There is something missing in the appearing because of the horizon – it is due to it that appearances enjoy a non-containment. What is beyond makes an impact on appearances – make them insufficient. In contrast, if there is nothing beyond the horizon, a (metaphysical and post-Parmenidean) separation between being and nothingness makes what appears fully indifferent to anything else. The doctrines that favor the immanence of appearances which Severino criticize are the ones that could make no room for any impact of what is beyond the horizon in what appears. The horizon can only provide excess and supplement if it is not a border between what actual entities and nothingness – or vacuous actualities.

Comments

Popular posts from this blog

Giving Birth

This is a month of giving birth: 1. On the first day of the month (my birthday) I sent out my book BUG (Being Up for Grabs) to publisher. A birth-giving moment. 2. On the forth, we started the Journal, called Journal of Questions. It is a Jabèsian and Jarryian endeavor that intends to reflect in many languages about the gaps between thought and translation. It will be available soon. 3. On the 10th, day before yesterday, offspring Devrim A. B. was born. Her name means revolution in Turkish and is a roughly common name. She's very attentive and concentrated - especially on her own fingers that she learned to molest in her youth during her womb months. She was gestated together with BUG. Hope the world enjoys.

My responses to (some) talks in the Book Symposium

Indexicalism is out: l https://edinburghuniversitypress.com/book-indexicalism.html   The book symposium took place two weeks ago with talks by Sofya Gevorkyan/Carlos Segovia, Paul Livingston, Gerson Brea, Steven Shaviro, Chris RayAlexander, Janina Moninska, Germán Prosperi, Gabriela Lafetá, Andrea Vidal, Elzahrã Osman, Graham Harman, Charles Johns, Jon Cogburn, Otavio Maciel, Aha Else, JP Caron, Michel Weber and John Bova. My very preliminary response to some of their talks about the book follows. (Texts will appear in a special issue of Cosmos & History soon). RESPONSES : ON SAYING PARADOXICAL THINGS Hilan Bensusan First of all, I want to thank everyone for their contributions. You all created a network of discussions that made the book worth publishing. Thanks. Response to Shaviro: To engage in a general account of how things are is to risk paradox.
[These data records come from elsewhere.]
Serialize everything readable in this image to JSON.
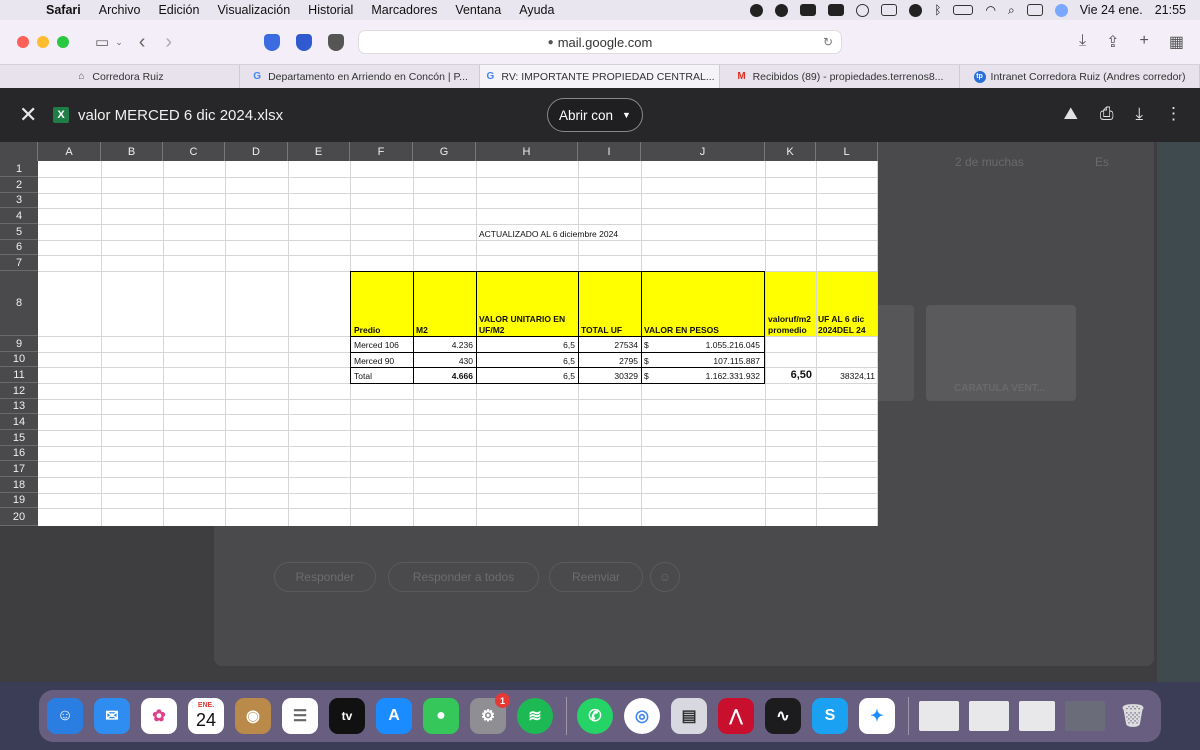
{
  "menubar": {
    "app": "Safari",
    "items": [
      "Archivo",
      "Edición",
      "Visualización",
      "Historial",
      "Marcadores",
      "Ventana",
      "Ayuda"
    ],
    "date": "Vie 24 ene.",
    "time": "21:55"
  },
  "browser": {
    "url": "mail.google.com",
    "tabs": [
      {
        "label": "Corredora Ruiz",
        "icon": "house-icon"
      },
      {
        "label": "Departamento en Arriendo en Concón | P...",
        "icon": "google-icon"
      },
      {
        "label": "RV: IMPORTANTE PROPIEDAD CENTRAL...",
        "icon": "google-icon"
      },
      {
        "label": "Recibidos (89) - propiedades.terrenos8...",
        "icon": "gmail-icon"
      },
      {
        "label": "Intranet Corredora Ruiz (Andres corredor)",
        "icon": "intranet-icon"
      }
    ]
  },
  "viewer": {
    "file_name": "valor MERCED 6 dic 2024.xlsx",
    "open_with": "Abrir con"
  },
  "background": {
    "page_count": "2 de muchas",
    "lang": "Es",
    "reply": "Responder",
    "reply_all": "Responder a todos",
    "forward": "Reenviar",
    "attachment": "CARATULA VENT..."
  },
  "sheet": {
    "columns": [
      "A",
      "B",
      "C",
      "D",
      "E",
      "F",
      "G",
      "H",
      "I",
      "J",
      "K",
      "L"
    ],
    "rows": [
      "1",
      "2",
      "3",
      "4",
      "5",
      "6",
      "7",
      "8",
      "9",
      "10",
      "11",
      "12",
      "13",
      "14",
      "15",
      "16",
      "17",
      "18",
      "19",
      "20"
    ],
    "title": "ACTUALIZADO AL 6 diciembre 2024",
    "headers": {
      "predio": "Predio",
      "m2": "M2",
      "valor_unitario_1": "VALOR UNITARIO EN",
      "valor_unitario_2": "UF/M2",
      "total_uf": "TOTAL UF",
      "valor_pesos": "VALOR EN PESOS",
      "valoruf_1": "valoruf/m2",
      "valoruf_2": "promedio",
      "uf_al_1": "UF AL 6 dic",
      "uf_al_2": "2024DEL 24"
    },
    "data_rows": [
      {
        "predio": "Merced 106",
        "m2": "4.236",
        "unit": "6,5",
        "total_uf": "27534",
        "currency": "$",
        "pesos": "1.055.216.045"
      },
      {
        "predio": "Merced 90",
        "m2": "430",
        "unit": "6,5",
        "total_uf": "2795",
        "currency": "$",
        "pesos": "107.115.887"
      },
      {
        "predio": "Total",
        "m2": "4.666",
        "unit": "6,5",
        "total_uf": "30329",
        "currency": "$",
        "pesos": "1.162.331.932",
        "avg": "6,50",
        "uf": "38324,11"
      }
    ]
  },
  "dock": {
    "calendar_month": "ENE.",
    "calendar_day": "24",
    "settings_badge": "1",
    "tv_label": "tv"
  }
}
Totality, with its different figures including the impersonal one that enables a symmetrical view from nowhere

Hunky, Gunky and Junky - all Funky Metaphysics

Been reading Bohn's recent papers on the possibility of junky worlds (and therefore of hunky worlds as hunky worlds are those that are gunky and junky - quite funky, as I said in the other post). He cites Whitehead (process philosophy tends to go hunky) but also Leibniz in his company - he wouldn't take up gunk as he believed in monads but would accept junky worlds (where everything that exists is a part of something). Bohn quotes Leibniz in On Nature Itself «For, although there are atoms of substance, namely monads, which lack parts, there are no atoms of bulk, that is, atoms of the least possible extension, nor are there any ultimate elements, since a continuum cannot be composed out of points. In just the same way, there is nothing greatest in bulk nor infinite in extension, even if there is always something bigger than anything else, though there is a being greatest in the intensity of its perfection, that is, a being infinite in power.» And New Essays: ... for there is ne